Ignacy Gryczynski Univ. of Maryland School of Medicine/Baltimore (United States) Jozef Kusba Univ. of Maryland/Baltimore School of Medicine (United States) Joseph R. Lakowicz Univ. of Maryland School of Medicine/Baltimore (United States)
The use of light quenching to selectively eliminate the emission of biochemical fluorophores based on the emission wavelength is described. To demonstrate the possibility of wavelength-selective light quenching, a mixture of two fluorophores, 4-(dimethylamino)-4'-cyanostillene (DCS) and Prodan, emitting at different wavelengths was examined first. The emission spectrum and intensity decay were altered by the 570-nm quenching pulse due to selective quenching of the longer wavelength emission of DCS. Quenching of the solvent-sensitive fluorophore partially bound to human serum albumin and partially in the aqueous phase was then examined. Light quenching with a long wavelength (570 nm) time-delayed pulse selectively
quenched the Prodan fluorophore in the aqueous phase while in the presence of the Prodan bound to human serum albumin, which emitted at shorter wavelengths, was not quenched. Using one-beam short wavelength excitation and quenching, a selective quenching of the blue-shifted emission of ribonuclease T1 in the presence of the red-shifted emission of the tryptophan residue in adrenocorticotropic hormone was observed. In both systems wavelength-selective light quenching was demonstrated by a shift in the emission spectra, and by changes in the intensity decay consistent with preferential quenching of one species. Light quenching is instantly reversible by blocking or defocusing of the quenching beam.
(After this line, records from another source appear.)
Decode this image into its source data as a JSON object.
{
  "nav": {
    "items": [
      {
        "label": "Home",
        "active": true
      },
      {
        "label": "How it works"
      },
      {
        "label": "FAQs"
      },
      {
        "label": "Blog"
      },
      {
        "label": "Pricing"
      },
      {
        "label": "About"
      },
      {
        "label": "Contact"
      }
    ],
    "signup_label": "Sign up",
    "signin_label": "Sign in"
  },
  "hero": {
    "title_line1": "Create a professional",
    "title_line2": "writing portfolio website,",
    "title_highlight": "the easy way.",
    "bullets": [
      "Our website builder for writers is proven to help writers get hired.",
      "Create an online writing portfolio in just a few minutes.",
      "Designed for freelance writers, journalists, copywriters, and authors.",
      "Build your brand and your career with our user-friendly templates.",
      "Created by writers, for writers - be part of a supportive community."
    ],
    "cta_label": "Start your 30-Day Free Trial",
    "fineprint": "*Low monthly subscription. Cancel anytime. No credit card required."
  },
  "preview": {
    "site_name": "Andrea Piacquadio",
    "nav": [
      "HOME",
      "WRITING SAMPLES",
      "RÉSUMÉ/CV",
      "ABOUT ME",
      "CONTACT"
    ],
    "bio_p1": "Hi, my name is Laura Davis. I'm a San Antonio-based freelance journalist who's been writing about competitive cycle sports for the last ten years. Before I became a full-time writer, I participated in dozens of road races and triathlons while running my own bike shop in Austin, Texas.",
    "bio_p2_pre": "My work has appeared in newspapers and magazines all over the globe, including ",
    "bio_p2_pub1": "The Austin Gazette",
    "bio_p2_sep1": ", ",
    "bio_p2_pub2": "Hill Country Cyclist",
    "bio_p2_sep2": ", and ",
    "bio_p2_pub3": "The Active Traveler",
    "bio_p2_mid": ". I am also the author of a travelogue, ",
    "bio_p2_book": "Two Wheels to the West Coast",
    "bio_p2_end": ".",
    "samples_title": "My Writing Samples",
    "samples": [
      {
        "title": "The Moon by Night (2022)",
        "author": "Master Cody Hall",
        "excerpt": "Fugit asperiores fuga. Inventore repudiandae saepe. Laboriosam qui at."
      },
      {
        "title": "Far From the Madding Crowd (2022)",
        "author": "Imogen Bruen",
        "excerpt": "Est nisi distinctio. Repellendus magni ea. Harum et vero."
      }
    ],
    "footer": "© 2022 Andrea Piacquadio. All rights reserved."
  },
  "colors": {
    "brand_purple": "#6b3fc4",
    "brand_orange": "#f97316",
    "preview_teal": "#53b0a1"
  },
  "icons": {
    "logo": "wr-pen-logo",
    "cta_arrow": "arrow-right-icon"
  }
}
It can occur for inaccessible residues or in viscous solvents, and thus can be of wide applicability for resolving the complex emission of biological macromolecules.